A salesman was sent to call on Mr. C----, "the meanest rich man in town," to try to induce him to purchase a lot in the new cemetery.  In a half hour he was back again.

"Couldn’t get him, eh?" said the superintendent.

"No," said the salesman.  "He admitted that the lots were fine ones, but he said that if he bought one he might not get the value of his money in the end."

"Why," said the superintendent, "there’s no fear of that.  The man will die some day, won’t he?"

"Yes," said the salesman, "but he says he might be lost at sea."


"Would ye be so kind, ma’m, as to let me have a needle and thread?" asked the tramp.

"Why, yes," said the housewife, "I can let you have that."

"Thank ye, ma’m.  Now, could ye let me have a bit of cloth for a patch?"

"Yes, here is some."

"Thank ye very much.  It’s a diffirunt color from my suit, I see; but p’r’aps ye could spare some of your husband’s old clothes that this patch will match."

"Well, I declare!  You’re clever.  I guess I’ll have to give you a suit."

"Thank ye greatly.  I see it’s a little too large, ma’m, so would ye kindly furnish me with a good meal to see if I can fill it?"
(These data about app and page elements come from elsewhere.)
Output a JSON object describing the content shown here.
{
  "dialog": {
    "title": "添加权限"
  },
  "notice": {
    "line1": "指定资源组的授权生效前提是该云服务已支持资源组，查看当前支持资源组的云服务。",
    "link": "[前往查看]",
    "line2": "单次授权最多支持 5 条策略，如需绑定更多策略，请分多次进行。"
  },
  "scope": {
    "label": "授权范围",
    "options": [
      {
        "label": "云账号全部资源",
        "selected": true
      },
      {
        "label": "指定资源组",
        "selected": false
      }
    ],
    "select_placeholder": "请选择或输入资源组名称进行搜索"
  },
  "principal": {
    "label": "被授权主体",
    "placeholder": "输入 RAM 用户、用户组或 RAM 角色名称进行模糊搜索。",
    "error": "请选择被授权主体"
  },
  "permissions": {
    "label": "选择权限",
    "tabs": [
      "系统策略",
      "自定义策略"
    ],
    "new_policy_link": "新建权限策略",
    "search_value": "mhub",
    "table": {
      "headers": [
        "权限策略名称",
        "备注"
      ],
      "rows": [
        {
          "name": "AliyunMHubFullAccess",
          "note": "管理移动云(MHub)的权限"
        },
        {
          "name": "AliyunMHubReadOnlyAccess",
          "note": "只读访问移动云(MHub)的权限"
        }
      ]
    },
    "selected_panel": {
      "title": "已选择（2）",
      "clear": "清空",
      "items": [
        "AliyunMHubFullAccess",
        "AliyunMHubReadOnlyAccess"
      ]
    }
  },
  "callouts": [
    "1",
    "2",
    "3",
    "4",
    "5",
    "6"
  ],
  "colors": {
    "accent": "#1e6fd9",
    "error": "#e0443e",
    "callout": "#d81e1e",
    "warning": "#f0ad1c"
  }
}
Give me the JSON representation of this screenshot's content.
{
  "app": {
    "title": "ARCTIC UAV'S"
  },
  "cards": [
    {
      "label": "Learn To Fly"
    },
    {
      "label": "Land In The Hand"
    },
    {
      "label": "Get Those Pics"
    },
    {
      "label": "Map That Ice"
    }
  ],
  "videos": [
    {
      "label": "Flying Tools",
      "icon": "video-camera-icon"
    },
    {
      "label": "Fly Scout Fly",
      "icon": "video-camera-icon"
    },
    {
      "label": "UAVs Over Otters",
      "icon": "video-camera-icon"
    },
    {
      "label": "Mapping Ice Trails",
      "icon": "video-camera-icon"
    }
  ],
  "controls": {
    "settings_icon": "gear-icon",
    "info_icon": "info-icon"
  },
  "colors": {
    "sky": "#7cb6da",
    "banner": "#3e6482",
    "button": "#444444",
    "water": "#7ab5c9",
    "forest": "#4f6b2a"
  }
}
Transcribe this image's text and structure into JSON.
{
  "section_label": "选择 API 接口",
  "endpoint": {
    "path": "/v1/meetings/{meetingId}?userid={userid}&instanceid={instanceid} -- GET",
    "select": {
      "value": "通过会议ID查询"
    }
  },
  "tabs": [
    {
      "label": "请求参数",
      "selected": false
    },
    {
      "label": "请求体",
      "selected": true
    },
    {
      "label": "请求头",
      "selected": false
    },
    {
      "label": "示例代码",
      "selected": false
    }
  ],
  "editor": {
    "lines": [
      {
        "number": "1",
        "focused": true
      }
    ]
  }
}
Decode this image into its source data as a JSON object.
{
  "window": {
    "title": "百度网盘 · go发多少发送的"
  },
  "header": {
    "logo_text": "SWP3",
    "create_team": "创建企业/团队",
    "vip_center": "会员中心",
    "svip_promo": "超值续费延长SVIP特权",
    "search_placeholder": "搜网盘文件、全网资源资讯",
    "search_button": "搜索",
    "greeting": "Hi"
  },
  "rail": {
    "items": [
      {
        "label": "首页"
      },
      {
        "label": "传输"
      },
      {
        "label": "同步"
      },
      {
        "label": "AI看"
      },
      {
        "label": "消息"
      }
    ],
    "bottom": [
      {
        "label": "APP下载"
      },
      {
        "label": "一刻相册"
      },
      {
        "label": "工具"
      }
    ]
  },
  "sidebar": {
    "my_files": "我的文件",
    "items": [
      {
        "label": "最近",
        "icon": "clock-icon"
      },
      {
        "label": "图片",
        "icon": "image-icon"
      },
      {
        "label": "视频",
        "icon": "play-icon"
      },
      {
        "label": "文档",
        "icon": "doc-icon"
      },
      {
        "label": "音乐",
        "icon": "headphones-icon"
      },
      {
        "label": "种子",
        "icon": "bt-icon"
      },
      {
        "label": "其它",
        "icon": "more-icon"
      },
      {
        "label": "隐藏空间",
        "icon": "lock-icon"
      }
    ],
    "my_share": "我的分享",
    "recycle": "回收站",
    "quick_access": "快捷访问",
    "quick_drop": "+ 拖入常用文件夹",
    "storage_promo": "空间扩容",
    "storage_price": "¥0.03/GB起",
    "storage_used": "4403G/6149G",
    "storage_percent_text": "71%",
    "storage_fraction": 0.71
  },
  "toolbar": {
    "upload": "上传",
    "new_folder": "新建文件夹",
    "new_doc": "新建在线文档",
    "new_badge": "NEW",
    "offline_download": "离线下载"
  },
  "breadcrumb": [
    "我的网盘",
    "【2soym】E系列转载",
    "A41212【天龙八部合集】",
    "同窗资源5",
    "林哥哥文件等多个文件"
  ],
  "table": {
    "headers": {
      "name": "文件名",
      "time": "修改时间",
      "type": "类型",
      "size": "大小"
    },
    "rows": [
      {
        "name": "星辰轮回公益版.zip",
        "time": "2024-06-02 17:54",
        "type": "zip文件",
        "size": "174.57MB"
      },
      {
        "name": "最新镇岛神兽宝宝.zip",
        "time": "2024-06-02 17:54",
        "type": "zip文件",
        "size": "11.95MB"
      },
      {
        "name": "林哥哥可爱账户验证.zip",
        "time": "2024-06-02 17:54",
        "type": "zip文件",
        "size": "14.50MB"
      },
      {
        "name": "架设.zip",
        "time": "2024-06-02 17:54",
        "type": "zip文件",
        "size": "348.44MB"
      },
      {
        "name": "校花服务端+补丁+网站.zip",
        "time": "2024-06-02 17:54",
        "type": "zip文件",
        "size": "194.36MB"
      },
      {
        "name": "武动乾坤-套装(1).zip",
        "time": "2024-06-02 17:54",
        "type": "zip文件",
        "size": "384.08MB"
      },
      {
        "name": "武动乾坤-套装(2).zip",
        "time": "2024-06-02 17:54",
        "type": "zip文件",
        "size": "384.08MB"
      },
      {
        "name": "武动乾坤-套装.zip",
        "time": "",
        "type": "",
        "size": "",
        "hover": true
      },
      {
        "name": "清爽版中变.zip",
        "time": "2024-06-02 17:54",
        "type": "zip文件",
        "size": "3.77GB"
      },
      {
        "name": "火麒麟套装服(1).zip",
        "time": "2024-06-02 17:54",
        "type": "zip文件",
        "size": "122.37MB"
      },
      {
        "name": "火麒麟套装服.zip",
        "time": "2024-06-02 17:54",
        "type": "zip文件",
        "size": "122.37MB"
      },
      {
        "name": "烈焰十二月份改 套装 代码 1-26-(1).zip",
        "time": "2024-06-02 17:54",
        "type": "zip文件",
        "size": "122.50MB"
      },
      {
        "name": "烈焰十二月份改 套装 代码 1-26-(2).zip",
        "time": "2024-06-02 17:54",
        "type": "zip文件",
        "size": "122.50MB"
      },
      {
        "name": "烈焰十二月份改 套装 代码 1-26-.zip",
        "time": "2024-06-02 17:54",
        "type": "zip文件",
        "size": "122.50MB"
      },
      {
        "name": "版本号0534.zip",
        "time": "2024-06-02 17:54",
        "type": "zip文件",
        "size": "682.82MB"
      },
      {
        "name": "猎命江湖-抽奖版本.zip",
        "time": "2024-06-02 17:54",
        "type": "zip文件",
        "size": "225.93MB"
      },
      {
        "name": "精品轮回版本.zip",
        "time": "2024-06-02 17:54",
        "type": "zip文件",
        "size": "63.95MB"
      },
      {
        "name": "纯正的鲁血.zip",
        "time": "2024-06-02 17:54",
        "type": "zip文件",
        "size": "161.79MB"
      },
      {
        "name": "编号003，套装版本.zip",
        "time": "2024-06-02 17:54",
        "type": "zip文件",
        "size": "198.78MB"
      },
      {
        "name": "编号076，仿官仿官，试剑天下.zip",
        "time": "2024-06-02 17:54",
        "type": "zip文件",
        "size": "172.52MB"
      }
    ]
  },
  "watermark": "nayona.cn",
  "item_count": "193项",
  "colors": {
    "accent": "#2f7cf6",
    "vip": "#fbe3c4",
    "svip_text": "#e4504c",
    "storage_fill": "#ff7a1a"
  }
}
A fashionable woman had a bit of statuary bearing the inscription "Kismet."  A housemaid dusting the room asked the mistress,

"Shure, m’am, what’s the m’anin’ of the ’ritin’ on the bottom of this?"

"Oh, you mean ’Kismet.’  It means ’fate,’" replied the mistress.

Bridget was limping painfully when out with her sweetheart not long afterward, and he asked, "What’s the matter, Bridget?"

"Faith," was the answer, "I have the most terrible corns on me kismet."